Of course the bus trips, like the sea cruises, are on hold during the pandemic. But in other ways, Covid-19 has been kind to Stitchin' Heaven, whose sales this year--many through its web site--are up more than 60 percent. "People are sewing again," says Luttrell. "They have dusted off their old sewing machines or are buying new ones. They are buying fabric."

And the company has received national recognition--including a spotlight on The Kelly Clarkson Show--for spearheading a facemask drive among its community of quilters. The company's customers and social networks sewed more than 50,000, which Luttrell distributed to clinics, doctors' offices, and other businesses in her corner of East Texas. Although Stitchin' Heaven could have produced the masks itself, "We knew our customers would want to be the ones to make them," says Luttrell. "They are giving people."

Meanwhile, Luttrell is revving up for 2021. Starting in May, a new and improved version of Camp Quilt S'more will emerge as a year-round offering on Stitchin' Heaven's 12-acre property. Luttrell anticipates the 9,000-square-foot retreat center she is building will be ready by March, as will 10 cottages that each sleeps two to four quilters. Until things are completely back to normal, the new retreat center will host smaller groups, with social distancing enforced.

Joy Mardon expects to be among the retreat center's first guests.
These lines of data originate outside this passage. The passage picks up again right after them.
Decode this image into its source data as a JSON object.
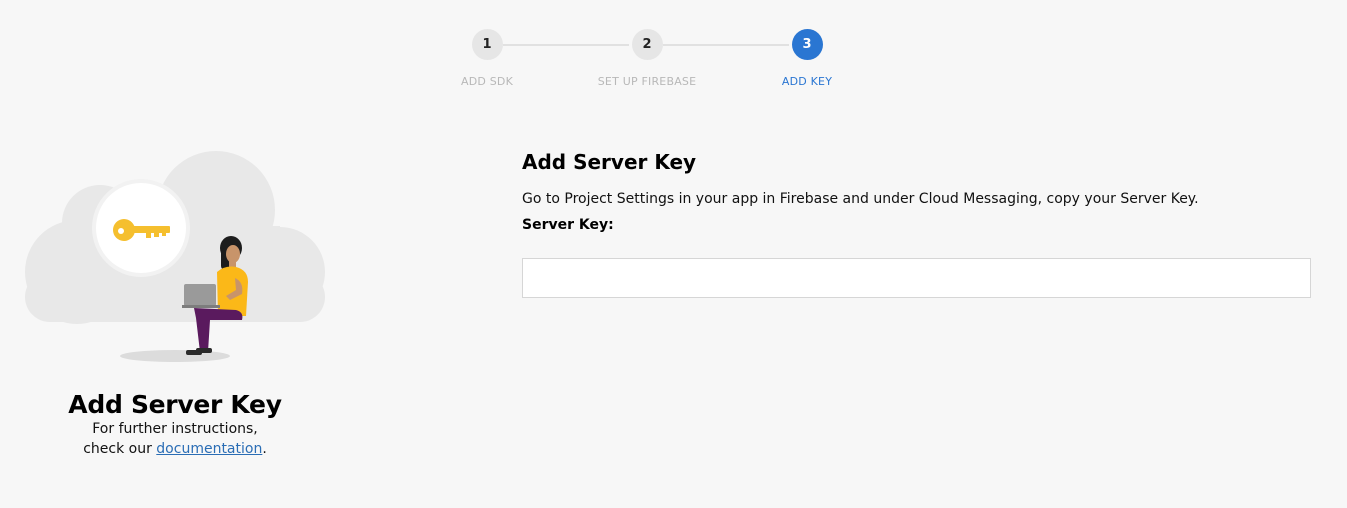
{
  "stepper": {
    "steps": [
      {
        "number": "1",
        "label": "ADD SDK",
        "state": "complete"
      },
      {
        "number": "2",
        "label": "SET UP FIREBASE",
        "state": "complete"
      },
      {
        "number": "3",
        "label": "ADD KEY",
        "state": "active"
      }
    ]
  },
  "left_panel": {
    "illustration_icon": "key-icon",
    "title": "Add Server Key",
    "line1": "For further instructions,",
    "line2_prefix": "check our ",
    "link_text": "documentation",
    "line2_suffix": "."
  },
  "form": {
    "title": "Add Server Key",
    "description": "Go to Project Settings in your app in Firebase and under Cloud Messaging, copy your Server Key.",
    "field_label": "Server Key:",
    "field_value": "",
    "field_placeholder": ""
  },
  "colors": {
    "accent": "#2a76d2",
    "background": "#f7f7f7",
    "key": "#f5bf2e",
    "shirt": "#fbb818",
    "pants": "#5a1a5e"
  }
}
A customer since 2009, when she traveled to Quitman from her home in Calgary, Alberta, Canada just to take a class. Mardon loves Block of the Month, the cruises, and the "incredible customer service." From a distance of 3,000 miles, she has kept up with news about Stitchin' Heaven's new store. "I can't wait to see it," says Mardon. "As soon as they open the borders, we are there."